In an elegant choreography, plants take cues from their environment and channel them into forms: flowers, roots and branches. In a new paper published in Nature Communications, biologist Doris Wagner of the University of Pennsylvania and colleagues identified the behind-the-scenes machinations that go into arriving at these variations in plant architecture. The research is funded by the U.S. National Science Foundation.
Wagner and her team have been studying two key groups of proteins that influence plant form and timing of developmental transitions. Terminal Flower 1 (TLF1) proteins promote branch formation. When they are repressed, flowers grow. Flowering Locus T (FT) proteins, on the other hand, promote flowering in response to seasonal cues like day length. Strangely enough, the two proteins are almost identical.
"These two elements have significance galore," Wagner says. "In addition to flowering, they're involved in tuberization in potatoes, bulb formation in onions, tendril formation in grapes, growth cessation in trees, lots of things."
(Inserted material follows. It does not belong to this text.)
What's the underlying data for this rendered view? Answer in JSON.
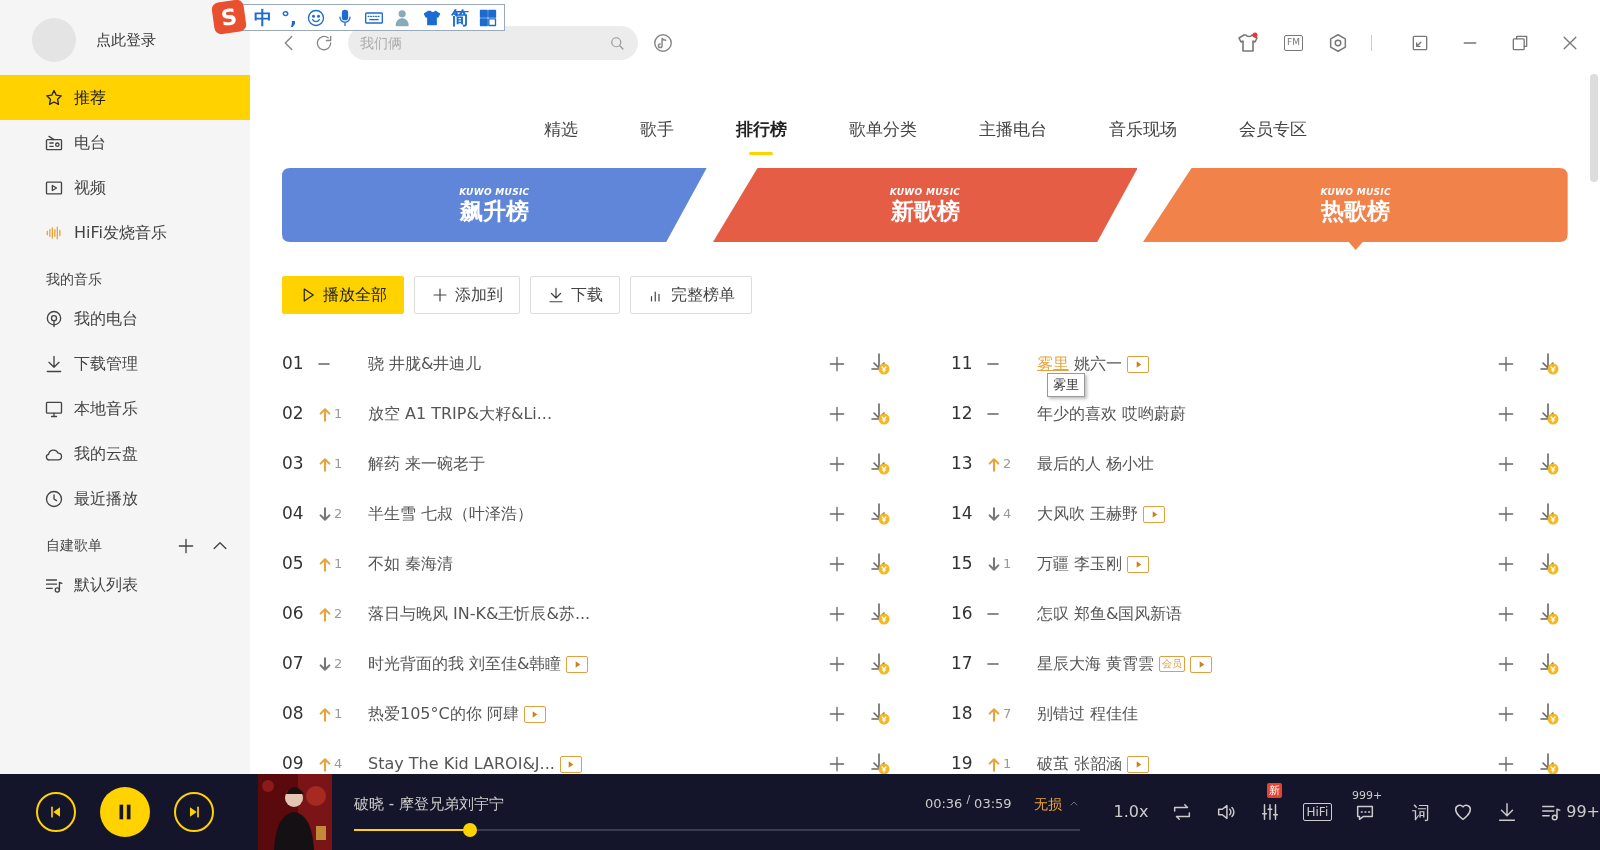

Manipulating these genes, some have argued, could lead to the next "green revolution," as one could theoretically "trick" a plant that normally only flowers in the long days of summer to flower quickly and thus produce fruit or seed in the short days of winter with a deft genetic edit of TFL1. Or, in an area with a longer growing season, a clever manipulation of growth architecture via FT could encourage increased branching and then a later, more abundant, flower and fruit development.
Plants have already been bred to have reduced TFL1 activity. Tomato gardeners may know these as determinant plants, which set all their flowers at the same time, as opposed to the indeterminant variety, which continue to branch, flower and fruit over a period of months. Determinant plants make commercial agriculture more efficient, as fruits can be harvested in one go as opposed to repeated passes.
Wagner believes the findings have potential for applications in plant breeding and agriculture. "You can imagine locally adapting crops, maybe for a high-altitude site in the Himalayas or maybe a location in the far north where days are short," she says. "These elements could even play a role in solutions for climate change, in breeding plants that are specifically adapted for new conditions."
Adds Anne Sylvester, a program director in NSF's Division of Integrative Organismal Systems, "This discovery explains how key molecular components work together to fine-tune a plant's flowering responses -- a finding that offers solutions to designing plants that are more resilient to environmental change, with long-term effects on the bioeconomy."